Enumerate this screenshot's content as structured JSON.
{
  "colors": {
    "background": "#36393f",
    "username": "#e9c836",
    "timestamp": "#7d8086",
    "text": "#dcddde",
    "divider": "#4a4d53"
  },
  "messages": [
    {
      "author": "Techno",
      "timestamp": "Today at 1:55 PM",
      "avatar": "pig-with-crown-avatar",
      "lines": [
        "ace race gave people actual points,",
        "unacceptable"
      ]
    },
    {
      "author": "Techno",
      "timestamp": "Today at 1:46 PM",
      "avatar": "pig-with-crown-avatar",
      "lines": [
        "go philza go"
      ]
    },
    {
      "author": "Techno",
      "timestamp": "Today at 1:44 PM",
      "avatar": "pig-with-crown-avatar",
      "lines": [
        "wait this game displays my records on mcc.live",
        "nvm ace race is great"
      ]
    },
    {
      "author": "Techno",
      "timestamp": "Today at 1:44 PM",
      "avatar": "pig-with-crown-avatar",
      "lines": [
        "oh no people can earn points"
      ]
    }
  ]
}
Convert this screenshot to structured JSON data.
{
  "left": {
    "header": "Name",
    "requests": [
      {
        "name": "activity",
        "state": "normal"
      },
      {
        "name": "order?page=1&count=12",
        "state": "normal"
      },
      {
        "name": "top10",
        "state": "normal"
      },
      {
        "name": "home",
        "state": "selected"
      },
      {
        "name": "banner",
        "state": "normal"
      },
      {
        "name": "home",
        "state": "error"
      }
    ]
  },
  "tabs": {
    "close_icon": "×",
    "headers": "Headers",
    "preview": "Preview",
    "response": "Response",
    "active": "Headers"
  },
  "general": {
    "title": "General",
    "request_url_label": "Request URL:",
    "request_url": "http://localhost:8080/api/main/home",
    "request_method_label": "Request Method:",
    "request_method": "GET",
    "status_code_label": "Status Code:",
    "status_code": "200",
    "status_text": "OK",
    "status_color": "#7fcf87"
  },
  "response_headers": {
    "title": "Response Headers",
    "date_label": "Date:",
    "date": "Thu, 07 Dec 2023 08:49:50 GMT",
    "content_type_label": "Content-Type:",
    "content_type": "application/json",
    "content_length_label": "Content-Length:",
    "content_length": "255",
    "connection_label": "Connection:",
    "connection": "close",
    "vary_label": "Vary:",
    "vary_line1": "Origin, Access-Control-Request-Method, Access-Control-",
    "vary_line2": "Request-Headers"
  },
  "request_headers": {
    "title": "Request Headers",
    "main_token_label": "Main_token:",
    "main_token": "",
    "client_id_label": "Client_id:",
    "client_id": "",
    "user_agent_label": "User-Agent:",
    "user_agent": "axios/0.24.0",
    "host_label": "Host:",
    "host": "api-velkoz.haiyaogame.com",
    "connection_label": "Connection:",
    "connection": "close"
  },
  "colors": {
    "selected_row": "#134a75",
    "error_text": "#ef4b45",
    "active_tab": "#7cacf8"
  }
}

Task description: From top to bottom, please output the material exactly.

Output of the task:
Enumerate this screenshot's content as structured JSON.
{
  "colors": {
    "background": "#36393f",
    "username": "#e9c836",
    "timestamp": "#7d8086",
    "text": "#dcddde",
    "divider": "#4a4d53"
  },
  "messages": [
    {
      "author": "Techno",
      "timestamp": "Today at 1:55 PM",
      "avatar": "pig-with-crown-avatar",
      "lines": [
        "ace race gave people actual points,",
        "unacceptable"
      ]
    },
    {
      "author": "Techno",
      "timestamp": "Today at 1:46 PM",
      "avatar": "pig-with-crown-avatar",
      "lines": [
        "go philza go"
      ]
    },
    {
      "author": "Techno",
      "timestamp": "Today at 1:44 PM",
      "avatar": "pig-with-crown-avatar",
      "lines": [
        "wait this game displays my records on mcc.live",
        "nvm ace race is great"
      ]
    },
    {
      "author": "Techno",
      "timestamp": "Today at 1:44 PM",
      "avatar": "pig-with-crown-avatar",
      "lines": [
        "oh no people can earn points"
      ]
    }
  ]
}
Convert this screenshot to structured JSON data.
{
  "left": {
    "header": "Name",
    "requests": [
      {
        "name": "activity",
        "state": "normal"
      },
      {
        "name": "order?page=1&count=12",
        "state": "normal"
      },
      {
        "name": "top10",
        "state": "normal"
      },
      {
        "name": "home",
        "state": "selected"
      },
      {
        "name": "banner",
        "state": "normal"
      },
      {
        "name": "home",
        "state": "error"
      }
    ]
  },
  "tabs": {
    "close_icon": "×",
    "headers": "Headers",
    "preview": "Preview",
    "response": "Response",
    "active": "Headers"
  },
  "general": {
    "title": "General",
    "request_url_label": "Request URL:",
    "request_url": "http://localhost:8080/api/main/home",
    "request_method_label": "Request Method:",
    "request_method": "GET",
    "status_code_label": "Status Code:",
    "status_code": "200",
    "status_text": "OK",
    "status_color": "#7fcf87"
  },
  "response_headers": {
    "title": "Response Headers",
    "date_label": "Date:",
    "date": "Thu, 07 Dec 2023 08:49:50 GMT",
    "content_type_label": "Content-Type:",
    "content_type": "application/json",
    "content_length_label": "Content-Length:",
    "content_length": "255",
    "connection_label": "Connection:",
    "connection": "close",
    "vary_label": "Vary:",
    "vary_line1": "Origin, Access-Control-Request-Method, Access-Control-",
    "vary_line2": "Request-Headers"
  },
  "request_headers": {
    "title": "Request Headers",
    "main_token_label": "Main_token:",
    "main_token": "",
    "client_id_label": "Client_id:",
    "client_id": "",
    "user_agent_label": "User-Agent:",
    "user_agent": "axios/0.24.0",
    "host_label": "Host:",
    "host": "api-velkoz.haiyaogame.com",
    "connection_label": "Connection:",
    "connection": "close"
  },
  "colors": {
    "selected_row": "#134a75",
    "error_text": "#ef4b45",
    "active_tab": "#7cacf8"
  }
}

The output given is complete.